(Data records for software interfaces)
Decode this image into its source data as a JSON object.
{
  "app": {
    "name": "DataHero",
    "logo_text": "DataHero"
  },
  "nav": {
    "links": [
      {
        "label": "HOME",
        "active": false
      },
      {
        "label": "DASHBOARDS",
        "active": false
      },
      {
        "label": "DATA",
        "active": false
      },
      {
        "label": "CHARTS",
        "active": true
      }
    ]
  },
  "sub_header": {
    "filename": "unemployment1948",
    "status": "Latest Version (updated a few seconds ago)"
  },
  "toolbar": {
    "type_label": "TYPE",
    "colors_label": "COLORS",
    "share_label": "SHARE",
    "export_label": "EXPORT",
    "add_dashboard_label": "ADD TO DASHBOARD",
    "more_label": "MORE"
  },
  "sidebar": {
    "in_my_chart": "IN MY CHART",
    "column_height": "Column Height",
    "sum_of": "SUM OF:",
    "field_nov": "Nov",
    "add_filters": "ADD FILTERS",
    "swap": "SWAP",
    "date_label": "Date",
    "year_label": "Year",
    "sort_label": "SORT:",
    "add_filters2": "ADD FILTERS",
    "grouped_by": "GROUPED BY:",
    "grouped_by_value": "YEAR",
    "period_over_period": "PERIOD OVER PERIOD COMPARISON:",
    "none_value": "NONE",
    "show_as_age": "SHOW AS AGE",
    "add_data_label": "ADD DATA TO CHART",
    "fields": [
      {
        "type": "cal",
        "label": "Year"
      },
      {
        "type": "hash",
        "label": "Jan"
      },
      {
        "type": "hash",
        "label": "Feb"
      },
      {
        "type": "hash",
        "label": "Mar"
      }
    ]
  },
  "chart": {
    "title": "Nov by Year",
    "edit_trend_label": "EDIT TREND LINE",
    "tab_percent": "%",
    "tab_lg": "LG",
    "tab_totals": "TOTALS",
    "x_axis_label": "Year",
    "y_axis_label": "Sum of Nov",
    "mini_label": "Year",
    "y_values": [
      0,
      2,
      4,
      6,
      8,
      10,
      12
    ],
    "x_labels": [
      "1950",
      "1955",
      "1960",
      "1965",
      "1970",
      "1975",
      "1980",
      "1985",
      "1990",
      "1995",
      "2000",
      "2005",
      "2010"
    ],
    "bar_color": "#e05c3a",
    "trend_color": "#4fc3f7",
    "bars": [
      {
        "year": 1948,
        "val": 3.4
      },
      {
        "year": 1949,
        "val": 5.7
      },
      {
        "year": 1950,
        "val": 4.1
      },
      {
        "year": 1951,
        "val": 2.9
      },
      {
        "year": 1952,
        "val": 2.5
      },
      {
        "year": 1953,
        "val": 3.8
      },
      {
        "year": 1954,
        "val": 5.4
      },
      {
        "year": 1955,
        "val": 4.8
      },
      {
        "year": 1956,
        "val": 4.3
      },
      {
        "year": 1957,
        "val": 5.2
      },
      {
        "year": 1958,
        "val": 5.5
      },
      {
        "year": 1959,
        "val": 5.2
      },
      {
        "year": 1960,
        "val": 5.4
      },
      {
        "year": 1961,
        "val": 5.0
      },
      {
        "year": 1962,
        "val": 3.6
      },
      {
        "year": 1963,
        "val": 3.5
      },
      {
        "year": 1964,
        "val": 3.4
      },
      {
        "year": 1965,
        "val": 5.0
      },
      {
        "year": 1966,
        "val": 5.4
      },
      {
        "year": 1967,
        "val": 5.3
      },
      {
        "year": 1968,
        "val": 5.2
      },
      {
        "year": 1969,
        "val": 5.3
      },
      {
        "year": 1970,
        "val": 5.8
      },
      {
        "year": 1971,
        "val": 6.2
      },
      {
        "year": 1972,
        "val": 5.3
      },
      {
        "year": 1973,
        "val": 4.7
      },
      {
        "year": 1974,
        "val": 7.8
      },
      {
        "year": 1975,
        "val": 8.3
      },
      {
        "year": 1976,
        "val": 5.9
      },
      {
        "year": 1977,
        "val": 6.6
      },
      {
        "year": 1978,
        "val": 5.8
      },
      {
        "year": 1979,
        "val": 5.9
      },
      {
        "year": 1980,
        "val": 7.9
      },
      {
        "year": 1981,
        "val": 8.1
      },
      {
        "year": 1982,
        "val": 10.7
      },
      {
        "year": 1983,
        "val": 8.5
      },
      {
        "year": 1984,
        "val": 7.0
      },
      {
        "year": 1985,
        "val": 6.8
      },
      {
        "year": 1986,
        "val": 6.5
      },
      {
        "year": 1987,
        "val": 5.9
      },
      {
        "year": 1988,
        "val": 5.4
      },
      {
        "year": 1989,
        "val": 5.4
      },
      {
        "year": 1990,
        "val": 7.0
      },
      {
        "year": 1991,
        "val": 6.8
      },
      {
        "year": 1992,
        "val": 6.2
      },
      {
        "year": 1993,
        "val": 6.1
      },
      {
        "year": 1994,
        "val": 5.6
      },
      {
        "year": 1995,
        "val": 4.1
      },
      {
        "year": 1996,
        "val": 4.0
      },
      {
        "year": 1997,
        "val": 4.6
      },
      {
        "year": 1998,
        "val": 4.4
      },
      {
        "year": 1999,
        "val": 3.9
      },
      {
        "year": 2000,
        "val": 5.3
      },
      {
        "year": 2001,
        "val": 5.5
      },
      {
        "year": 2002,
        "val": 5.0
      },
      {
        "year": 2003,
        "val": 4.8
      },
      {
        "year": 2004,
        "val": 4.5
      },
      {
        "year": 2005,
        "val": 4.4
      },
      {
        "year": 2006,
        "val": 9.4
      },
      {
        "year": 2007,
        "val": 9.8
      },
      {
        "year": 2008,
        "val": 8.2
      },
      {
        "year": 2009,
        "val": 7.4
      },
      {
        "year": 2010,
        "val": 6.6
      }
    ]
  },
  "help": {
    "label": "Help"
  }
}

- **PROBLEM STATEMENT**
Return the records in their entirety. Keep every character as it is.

- **SOLUTION FOR THIS PROBLEM**
Decode this image into its source data as a JSON object.
{
  "app": {
    "name": "DataHero",
    "logo_text": "DataHero"
  },
  "nav": {
    "links": [
      {
        "label": "HOME",
        "active": false
      },
      {
        "label": "DASHBOARDS",
        "active": false
      },
      {
        "label": "DATA",
        "active": false
      },
      {
        "label": "CHARTS",
        "active": true
      }
    ]
  },
  "sub_header": {
    "filename": "unemployment1948",
    "status": "Latest Version (updated a few seconds ago)"
  },
  "toolbar": {
    "type_label": "TYPE",
    "colors_label": "COLORS",
    "share_label": "SHARE",
    "export_label": "EXPORT",
    "add_dashboard_label": "ADD TO DASHBOARD",
    "more_label": "MORE"
  },
  "sidebar": {
    "in_my_chart": "IN MY CHART",
    "column_height": "Column Height",
    "sum_of": "SUM OF:",
    "field_nov": "Nov",
    "add_filters": "ADD FILTERS",
    "swap": "SWAP",
    "date_label": "Date",
    "year_label": "Year",
    "sort_label": "SORT:",
    "add_filters2": "ADD FILTERS",
    "grouped_by": "GROUPED BY:",
    "grouped_by_value": "YEAR",
    "period_over_period": "PERIOD OVER PERIOD COMPARISON:",
    "none_value": "NONE",
    "show_as_age": "SHOW AS AGE",
    "add_data_label": "ADD DATA TO CHART",
    "fields": [
      {
        "type": "cal",
        "label": "Year"
      },
      {
        "type": "hash",
        "label": "Jan"
      },
      {
        "type": "hash",
        "label": "Feb"
      },
      {
        "type": "hash",
        "label": "Mar"
      }
    ]
  },
  "chart": {
    "title": "Nov by Year",
    "edit_trend_label": "EDIT TREND LINE",
    "tab_percent": "%",
    "tab_lg": "LG",
    "tab_totals": "TOTALS",
    "x_axis_label": "Year",
    "y_axis_label": "Sum of Nov",
    "mini_label": "Year",
    "y_values": [
      0,
      2,
      4,
      6,
      8,
      10,
      12
    ],
    "x_labels": [
      "1950",
      "1955",
      "1960",
      "1965",
      "1970",
      "1975",
      "1980",
      "1985",
      "1990",
      "1995",
      "2000",
      "2005",
      "2010"
    ],
    "bar_color": "#e05c3a",
    "trend_color": "#4fc3f7",
    "bars": [
      {
        "year": 1948,
        "val": 3.4
      },
      {
        "year": 1949,
        "val": 5.7
      },
      {
        "year": 1950,
        "val": 4.1
      },
      {
        "year": 1951,
        "val": 2.9
      },
      {
        "year": 1952,
        "val": 2.5
      },
      {
        "year": 1953,
        "val": 3.8
      },
      {
        "year": 1954,
        "val": 5.4
      },
      {
        "year": 1955,
        "val": 4.8
      },
      {
        "year": 1956,
        "val": 4.3
      },
      {
        "year": 1957,
        "val": 5.2
      },
      {
        "year": 1958,
        "val": 5.5
      },
      {
        "year": 1959,
        "val": 5.2
      },
      {
        "year": 1960,
        "val": 5.4
      },
      {
        "year": 1961,
        "val": 5.0
      },
      {
        "year": 1962,
        "val": 3.6
      },
      {
        "year": 1963,
        "val": 3.5
      },
      {
        "year": 1964,
        "val": 3.4
      },
      {
        "year": 1965,
        "val": 5.0
      },
      {
        "year": 1966,
        "val": 5.4
      },
      {
        "year": 1967,
        "val": 5.3
      },
      {
        "year": 1968,
        "val": 5.2
      },
      {
        "year": 1969,
        "val": 5.3
      },
      {
        "year": 1970,
        "val": 5.8
      },
      {
        "year": 1971,
        "val": 6.2
      },
      {
        "year": 1972,
        "val": 5.3
      },
      {
        "year": 1973,
        "val": 4.7
      },
      {
        "year": 1974,
        "val": 7.8
      },
      {
        "year": 1975,
        "val": 8.3
      },
      {
        "year": 1976,
        "val": 5.9
      },
      {
        "year": 1977,
        "val": 6.6
      },
      {
        "year": 1978,
        "val": 5.8
      },
      {
        "year": 1979,
        "val": 5.9
      },
      {
        "year": 1980,
        "val": 7.9
      },
      {
        "year": 1981,
        "val": 8.1
      },
      {
        "year": 1982,
        "val": 10.7
      },
      {
        "year": 1983,
        "val": 8.5
      },
      {
        "year": 1984,
        "val": 7.0
      },
      {
        "year": 1985,
        "val": 6.8
      },
      {
        "year": 1986,
        "val": 6.5
      },
      {
        "year": 1987,
        "val": 5.9
      },
      {
        "year": 1988,
        "val": 5.4
      },
      {
        "year": 1989,
        "val": 5.4
      },
      {
        "year": 1990,
        "val": 7.0
      },
      {
        "year": 1991,
        "val": 6.8
      },
      {
        "year": 1992,
        "val": 6.2
      },
      {
        "year": 1993,
        "val": 6.1
      },
      {
        "year": 1994,
        "val": 5.6
      },
      {
        "year": 1995,
        "val": 4.1
      },
      {
        "year": 1996,
        "val": 4.0
      },
      {
        "year": 1997,
        "val": 4.6
      },
      {
        "year": 1998,
        "val": 4.4
      },
      {
        "year": 1999,
        "val": 3.9
      },
      {
        "year": 2000,
        "val": 5.3
      },
      {
        "year": 2001,
        "val": 5.5
      },
      {
        "year": 2002,
        "val": 5.0
      },
      {
        "year": 2003,
        "val": 4.8
      },
      {
        "year": 2004,
        "val": 4.5
      },
      {
        "year": 2005,
        "val": 4.4
      },
      {
        "year": 2006,
        "val": 9.4
      },
      {
        "year": 2007,
        "val": 9.8
      },
      {
        "year": 2008,
        "val": 8.2
      },
      {
        "year": 2009,
        "val": 7.4
      },
      {
        "year": 2010,
        "val": 6.6
      }
    ]
  },
  "help": {
    "label": "Help"
  }
}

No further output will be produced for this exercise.